Purpose: To retrospectively analyze the outcome of patients with anaplastic thyroid carcinoma (ATC) treated in the Erasmus MC.
Material and methods: Seventy-five ATC-patients were treated between 1972 and 2003. Mean age was 68 years. Tumor stage was IVA in 9%, IVB in 51%, and IVC in 40%. Thirty-six patients underwent up-front surgery, with 53% resulting in R0/R1 resection. Before 1988 adjuvant treatment consisted of conventional radiotherapy (RT) and/or chemotherapy (CT). As of 1988, 30 eligible patients were enrolled in a newly designed protocol. This consists of locoregional RT in 46 fractions of 1.1 Gy, given twice daily, followed by prophylactic irradiation of the lungs (PLI) in 5 daily fractions of 1.5 Gy. During radiation, low-dose Doxorubicine (15 mg/m(2)) is administered weekly and is followed by adjuvant Doxorubicine (50 mg/m(2)) 3-weekly up to a cumulative dose of 550 mg/m(2). Twenty-five ineligible patients were treated conventionally.

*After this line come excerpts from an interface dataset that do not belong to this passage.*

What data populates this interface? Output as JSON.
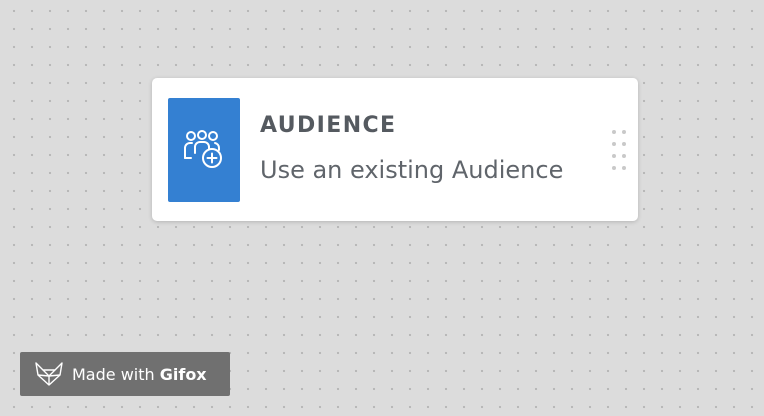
{
  "node": {
    "icon": "audience-add-icon",
    "title": "AUDIENCE",
    "subtitle": "Use an existing Audience",
    "accent_color": "#3480d2"
  },
  "watermark": {
    "icon": "gifox-fox-logo",
    "prefix": "Made with",
    "brand": "Gifox"
  }
}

Results: Overall median survival was 3 months, 1-year OS 9%. Locoregional control was significantly higher in patients who had undergone R0/R1 resection or chemoradiation, with best results for patients who underwent both (complete remission in 89%). However, the survival benefit of patients who reached CR remained borderline (median OS 7 months, 1-year OS 32%). Three patients survived for more than 5 years; all had undergone R0/R1 surgical resection and chemoradiation. Acute toxicity in the protocol group was significantly higher than in the nonprotocol group, with 46% versus 11% grade 3 pharyngeal and/or esophageal toxicity.
Conclusion: Despite the ultimately dismal prognosis of ATC-patients, multimodality treatment significantly improved local control and improved the median survival.